--- Requirement ---
Run through the records and show each line that includes the string "numer".

--- Data provided ---
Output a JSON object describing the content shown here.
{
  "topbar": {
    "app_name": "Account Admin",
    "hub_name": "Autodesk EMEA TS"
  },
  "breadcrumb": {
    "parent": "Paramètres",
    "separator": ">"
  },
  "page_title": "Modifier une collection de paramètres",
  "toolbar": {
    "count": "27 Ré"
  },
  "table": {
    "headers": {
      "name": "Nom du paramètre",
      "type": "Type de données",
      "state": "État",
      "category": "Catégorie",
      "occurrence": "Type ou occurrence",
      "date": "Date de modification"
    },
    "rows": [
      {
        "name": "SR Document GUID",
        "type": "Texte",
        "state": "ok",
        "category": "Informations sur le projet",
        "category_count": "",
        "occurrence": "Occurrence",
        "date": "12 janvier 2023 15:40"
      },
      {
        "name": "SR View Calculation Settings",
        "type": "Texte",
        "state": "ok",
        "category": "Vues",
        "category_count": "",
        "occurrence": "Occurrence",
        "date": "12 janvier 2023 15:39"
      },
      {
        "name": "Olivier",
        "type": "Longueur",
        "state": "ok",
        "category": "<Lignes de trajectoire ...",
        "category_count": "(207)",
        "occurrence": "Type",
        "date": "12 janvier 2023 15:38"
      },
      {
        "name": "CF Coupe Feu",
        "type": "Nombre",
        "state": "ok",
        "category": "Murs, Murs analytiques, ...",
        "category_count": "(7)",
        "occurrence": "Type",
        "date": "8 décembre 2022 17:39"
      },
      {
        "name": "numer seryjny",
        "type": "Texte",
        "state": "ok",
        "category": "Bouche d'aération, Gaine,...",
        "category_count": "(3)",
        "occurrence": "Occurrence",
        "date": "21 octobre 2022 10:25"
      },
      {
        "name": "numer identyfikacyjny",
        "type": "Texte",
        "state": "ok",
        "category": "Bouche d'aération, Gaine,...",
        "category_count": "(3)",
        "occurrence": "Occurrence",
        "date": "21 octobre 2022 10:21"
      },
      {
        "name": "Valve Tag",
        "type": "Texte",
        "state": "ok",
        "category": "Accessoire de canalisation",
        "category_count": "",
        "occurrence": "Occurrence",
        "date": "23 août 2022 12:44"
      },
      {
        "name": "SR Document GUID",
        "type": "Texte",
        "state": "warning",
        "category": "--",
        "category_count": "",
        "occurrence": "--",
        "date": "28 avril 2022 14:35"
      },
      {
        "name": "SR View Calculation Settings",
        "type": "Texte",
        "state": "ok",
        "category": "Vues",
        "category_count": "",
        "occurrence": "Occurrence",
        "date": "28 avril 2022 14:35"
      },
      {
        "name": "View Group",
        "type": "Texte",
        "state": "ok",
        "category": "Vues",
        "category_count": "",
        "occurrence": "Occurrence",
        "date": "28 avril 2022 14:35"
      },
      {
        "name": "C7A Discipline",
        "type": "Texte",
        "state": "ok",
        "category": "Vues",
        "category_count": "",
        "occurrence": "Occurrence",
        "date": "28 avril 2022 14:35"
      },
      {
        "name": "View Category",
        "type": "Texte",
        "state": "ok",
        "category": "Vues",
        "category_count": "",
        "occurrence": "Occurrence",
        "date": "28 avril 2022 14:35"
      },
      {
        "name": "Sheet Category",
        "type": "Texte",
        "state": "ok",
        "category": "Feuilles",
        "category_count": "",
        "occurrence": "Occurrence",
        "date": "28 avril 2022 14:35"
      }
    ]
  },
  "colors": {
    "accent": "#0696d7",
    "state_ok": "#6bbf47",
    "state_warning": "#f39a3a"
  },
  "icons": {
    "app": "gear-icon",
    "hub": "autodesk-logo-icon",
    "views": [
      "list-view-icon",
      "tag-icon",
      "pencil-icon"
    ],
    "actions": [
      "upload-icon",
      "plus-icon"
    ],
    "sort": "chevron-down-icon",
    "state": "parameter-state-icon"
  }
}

--- Response area ---
        "name": "numer seryjny",
        "name": "numer identyfikacyjny",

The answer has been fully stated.